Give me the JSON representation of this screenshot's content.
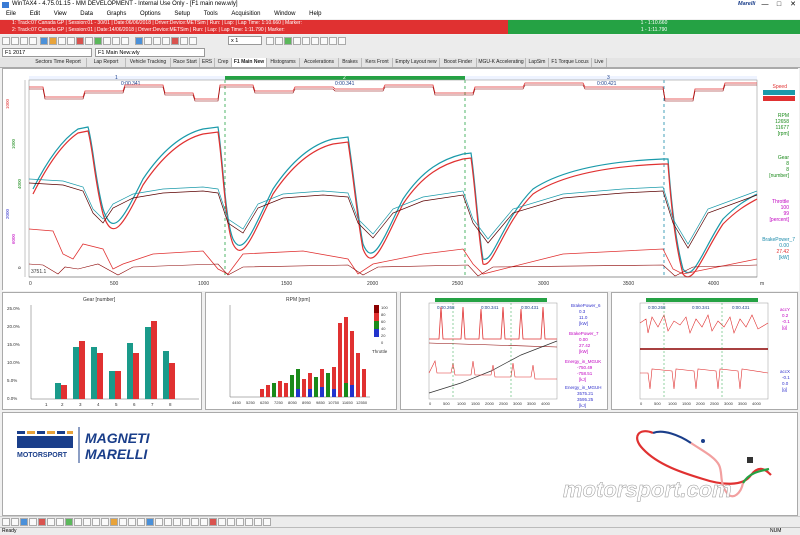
{
  "window": {
    "title": "WinTAX4 - 4.75.01.15 - MM DEVELOPMENT - Internal Use Only - [F1 main new.wly]",
    "logo": "Marelli",
    "minimize": "—",
    "maximize": "□",
    "close": "✕"
  },
  "menu": [
    "Eile",
    "Edit",
    "View",
    "Data",
    "Graphs",
    "Options",
    "Setup",
    "Tools",
    "Acquisition",
    "Window",
    "Help"
  ],
  "sessions": [
    {
      "label": "1: Track:07 Canada GP | Session:01 - 30/01 | Date:06/06/2018 | Driver:Device:METSim | Run: | Lap: | Lap Time: 1:10.660 | Marker:",
      "lap_label": "1 - 1:10.660",
      "color": "#e03131"
    },
    {
      "label": "2: Track:07 Canada GP | Session:01 | Date:14/06/2018 | Driver:Device:METSim | Run: | Lap: | Lap Time: 1:11.790 | Marker:",
      "lap_label": "1 - 1:11.790",
      "color": "#e03131"
    }
  ],
  "toolbar": {
    "project": "F1 2017",
    "layout": "F1 Main New.wly",
    "zoom": "x 1"
  },
  "tabs": [
    {
      "label": "Sectors Time Report",
      "active": false
    },
    {
      "label": "Lap Report",
      "active": false
    },
    {
      "label": "Vehicle Tracking",
      "active": false
    },
    {
      "label": "Race Start",
      "active": false
    },
    {
      "label": "ERS",
      "active": false
    },
    {
      "label": "Crep",
      "active": false
    },
    {
      "label": "F1 Main New",
      "active": true
    },
    {
      "label": "Histograms",
      "active": false
    },
    {
      "label": "Accelerations",
      "active": false
    },
    {
      "label": "Brakes",
      "active": false
    },
    {
      "label": "Kers Front",
      "active": false
    },
    {
      "label": "Empty Layout new",
      "active": false
    },
    {
      "label": "Boost Finder",
      "active": false
    },
    {
      "label": "MGU-K Accelerating",
      "active": false
    },
    {
      "label": "LapSim",
      "active": false
    },
    {
      "label": "F1 Torque Locus",
      "active": false
    },
    {
      "label": "Live",
      "active": false
    }
  ],
  "main_graph": {
    "sectors": [
      {
        "name": "1",
        "time": "0:00.341",
        "time2": "0:00.341"
      },
      {
        "name": "2",
        "time": "0:00.341",
        "time2": "0:00.343"
      },
      {
        "name": "3",
        "time": "0:00.421",
        "time2": "0:00.421"
      }
    ],
    "cursor_value": "3751.1",
    "x_ticks": [
      "0",
      "500",
      "1000",
      "1500",
      "2000",
      "2500",
      "3000",
      "3500",
      "4000"
    ],
    "x_unit": "m",
    "channels": [
      {
        "name": "Speed",
        "values": [
          "",
          ""
        ],
        "unit": "",
        "color": "#e03131"
      },
      {
        "name": "RPM",
        "values": [
          "12658",
          "11677"
        ],
        "unit": "[rpm]",
        "color": "#1a8a1a"
      },
      {
        "name": "Gear",
        "values": [
          "8",
          "8"
        ],
        "unit": "[number]",
        "color": "#1a8a1a"
      },
      {
        "name": "Throttle",
        "values": [
          "100",
          "99"
        ],
        "unit": "[percent]",
        "color": "#c000c0"
      },
      {
        "name": "BrakePower_7",
        "values": [
          "0.00",
          "27.42"
        ],
        "unit": "[kW]",
        "color": "#1a8aaa"
      }
    ],
    "left_axis": [
      "1000",
      "1000",
      "4000",
      "2000",
      "6000",
      "0"
    ]
  },
  "gear_hist": {
    "title": "Gear [number]",
    "y_ticks": [
      "25.0%",
      "20.0%",
      "15.0%",
      "10.0%",
      "5.0%",
      "0.0%"
    ],
    "x_ticks": [
      "1",
      "2",
      "3",
      "4",
      "5",
      "6",
      "7",
      "8"
    ]
  },
  "rpm_hist": {
    "title": "RPM [rpm]",
    "legend_title": "Throttle",
    "legend_ticks": [
      "100",
      "80",
      "60",
      "40",
      "20",
      "0"
    ],
    "x_ticks": [
      "4450",
      "5250",
      "6250",
      "7250",
      "8050",
      "8950",
      "9850",
      "10750",
      "11650",
      "12550"
    ]
  },
  "brake_panel": {
    "sectors": [
      "0:00.268",
      "0:00.341",
      "0:00.431"
    ],
    "x_ticks": [
      "0",
      "500",
      "1000",
      "1500",
      "2000",
      "2500",
      "3000",
      "3500",
      "4000"
    ],
    "channels": [
      {
        "name": "BrakePower_6",
        "values": [
          "0.3",
          "11.0"
        ],
        "unit": "[kW]",
        "color": "#3333cc"
      },
      {
        "name": "BrakePower_7",
        "values": [
          "0.00",
          "27.42"
        ],
        "unit": "[kW]",
        "color": "#c000c0"
      },
      {
        "name": "Energy_in_MGUK",
        "values": [
          "-750.49",
          "-758.51"
        ],
        "unit": "[kJ]",
        "color": "#c000c0"
      },
      {
        "name": "Energy_in_MGUH",
        "values": [
          "3575.21",
          "3595.25"
        ],
        "unit": "[kJ]",
        "color": "#3333cc"
      }
    ]
  },
  "accel_panel": {
    "sectors": [
      "0:00.268",
      "0:00.341",
      "0:00.431"
    ],
    "x_ticks": [
      "0",
      "500",
      "1000",
      "1500",
      "2000",
      "2500",
      "3000",
      "3500",
      "4000"
    ],
    "channels": [
      {
        "name": "accY",
        "values": [
          "0.2",
          "-0.1"
        ],
        "unit": "[g]",
        "color": "#c000c0"
      },
      {
        "name": "accX",
        "values": [
          "-0.1",
          "0.0"
        ],
        "unit": "[g]",
        "color": "#3333cc"
      }
    ]
  },
  "logos": {
    "mm_text": "MOTORSPORT",
    "mm_brand": "MAGNETI",
    "mm_brand2": "MARELLI",
    "watermark": "motorsport.com"
  },
  "status": {
    "left": "Ready",
    "right": "NUM"
  }
}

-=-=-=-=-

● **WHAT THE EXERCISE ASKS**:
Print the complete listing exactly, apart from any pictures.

● **EXERCISE ANSWER**:
Give me the JSON representation of this screenshot's content.
{
  "window": {
    "title": "WinTAX4 - 4.75.01.15 - MM DEVELOPMENT - Internal Use Only - [F1 main new.wly]",
    "logo": "Marelli",
    "minimize": "—",
    "maximize": "□",
    "close": "✕"
  },
  "menu": [
    "Eile",
    "Edit",
    "View",
    "Data",
    "Graphs",
    "Options",
    "Setup",
    "Tools",
    "Acquisition",
    "Window",
    "Help"
  ],
  "sessions": [
    {
      "label": "1: Track:07 Canada GP | Session:01 - 30/01 | Date:06/06/2018 | Driver:Device:METSim | Run: | Lap: | Lap Time: 1:10.660 | Marker:",
      "lap_label": "1 - 1:10.660",
      "color": "#e03131"
    },
    {
      "label": "2: Track:07 Canada GP | Session:01 | Date:14/06/2018 | Driver:Device:METSim | Run: | Lap: | Lap Time: 1:11.790 | Marker:",
      "lap_label": "1 - 1:11.790",
      "color": "#e03131"
    }
  ],
  "toolbar": {
    "project": "F1 2017",
    "layout": "F1 Main New.wly",
    "zoom": "x 1"
  },
  "tabs": [
    {
      "label": "Sectors Time Report",
      "active": false
    },
    {
      "label": "Lap Report",
      "active": false
    },
    {
      "label": "Vehicle Tracking",
      "active": false
    },
    {
      "label": "Race Start",
      "active": false
    },
    {
      "label": "ERS",
      "active": false
    },
    {
      "label": "Crep",
      "active": false
    },
    {
      "label": "F1 Main New",
      "active": true
    },
    {
      "label": "Histograms",
      "active": false
    },
    {
      "label": "Accelerations",
      "active": false
    },
    {
      "label": "Brakes",
      "active": false
    },
    {
      "label": "Kers Front",
      "active": false
    },
    {
      "label": "Empty Layout new",
      "active": false
    },
    {
      "label": "Boost Finder",
      "active": false
    },
    {
      "label": "MGU-K Accelerating",
      "active": false
    },
    {
      "label": "LapSim",
      "active": false
    },
    {
      "label": "F1 Torque Locus",
      "active": false
    },
    {
      "label": "Live",
      "active": false
    }
  ],
  "main_graph": {
    "sectors": [
      {
        "name": "1",
        "time": "0:00.341",
        "time2": "0:00.341"
      },
      {
        "name": "2",
        "time": "0:00.341",
        "time2": "0:00.343"
      },
      {
        "name": "3",
        "time": "0:00.421",
        "time2": "0:00.421"
      }
    ],
    "cursor_value": "3751.1",
    "x_ticks": [
      "0",
      "500",
      "1000",
      "1500",
      "2000",
      "2500",
      "3000",
      "3500",
      "4000"
    ],
    "x_unit": "m",
    "channels": [
      {
        "name": "Speed",
        "values": [
          "",
          ""
        ],
        "unit": "",
        "color": "#e03131"
      },
      {
        "name": "RPM",
        "values": [
          "12658",
          "11677"
        ],
        "unit": "[rpm]",
        "color": "#1a8a1a"
      },
      {
        "name": "Gear",
        "values": [
          "8",
          "8"
        ],
        "unit": "[number]",
        "color": "#1a8a1a"
      },
      {
        "name": "Throttle",
        "values": [
          "100",
          "99"
        ],
        "unit": "[percent]",
        "color": "#c000c0"
      },
      {
        "name": "BrakePower_7",
        "values": [
          "0.00",
          "27.42"
        ],
        "unit": "[kW]",
        "color": "#1a8aaa"
      }
    ],
    "left_axis": [
      "1000",
      "1000",
      "4000",
      "2000",
      "6000",
      "0"
    ]
  },
  "gear_hist": {
    "title": "Gear [number]",
    "y_ticks": [
      "25.0%",
      "20.0%",
      "15.0%",
      "10.0%",
      "5.0%",
      "0.0%"
    ],
    "x_ticks": [
      "1",
      "2",
      "3",
      "4",
      "5",
      "6",
      "7",
      "8"
    ]
  },
  "rpm_hist": {
    "title": "RPM [rpm]",
    "legend_title": "Throttle",
    "legend_ticks": [
      "100",
      "80",
      "60",
      "40",
      "20",
      "0"
    ],
    "x_ticks": [
      "4450",
      "5250",
      "6250",
      "7250",
      "8050",
      "8950",
      "9850",
      "10750",
      "11650",
      "12550"
    ]
  },
  "brake_panel": {
    "sectors": [
      "0:00.268",
      "0:00.341",
      "0:00.431"
    ],
    "x_ticks": [
      "0",
      "500",
      "1000",
      "1500",
      "2000",
      "2500",
      "3000",
      "3500",
      "4000"
    ],
    "channels": [
      {
        "name": "BrakePower_6",
        "values": [
          "0.3",
          "11.0"
        ],
        "unit": "[kW]",
        "color": "#3333cc"
      },
      {
        "name": "BrakePower_7",
        "values": [
          "0.00",
          "27.42"
        ],
        "unit": "[kW]",
        "color": "#c000c0"
      },
      {
        "name": "Energy_in_MGUK",
        "values": [
          "-750.49",
          "-758.51"
        ],
        "unit": "[kJ]",
        "color": "#c000c0"
      },
      {
        "name": "Energy_in_MGUH",
        "values": [
          "3575.21",
          "3595.25"
        ],
        "unit": "[kJ]",
        "color": "#3333cc"
      }
    ]
  },
  "accel_panel": {
    "sectors": [
      "0:00.268",
      "0:00.341",
      "0:00.431"
    ],
    "x_ticks": [
      "0",
      "500",
      "1000",
      "1500",
      "2000",
      "2500",
      "3000",
      "3500",
      "4000"
    ],
    "channels": [
      {
        "name": "accY",
        "values": [
          "0.2",
          "-0.1"
        ],
        "unit": "[g]",
        "color": "#c000c0"
      },
      {
        "name": "accX",
        "values": [
          "-0.1",
          "0.0"
        ],
        "unit": "[g]",
        "color": "#3333cc"
      }
    ]
  },
  "logos": {
    "mm_text": "MOTORSPORT",
    "mm_brand": "MAGNETI",
    "mm_brand2": "MARELLI",
    "watermark": "motorsport.com"
  },
  "status": {
    "left": "Ready",
    "right": "NUM"
  }
}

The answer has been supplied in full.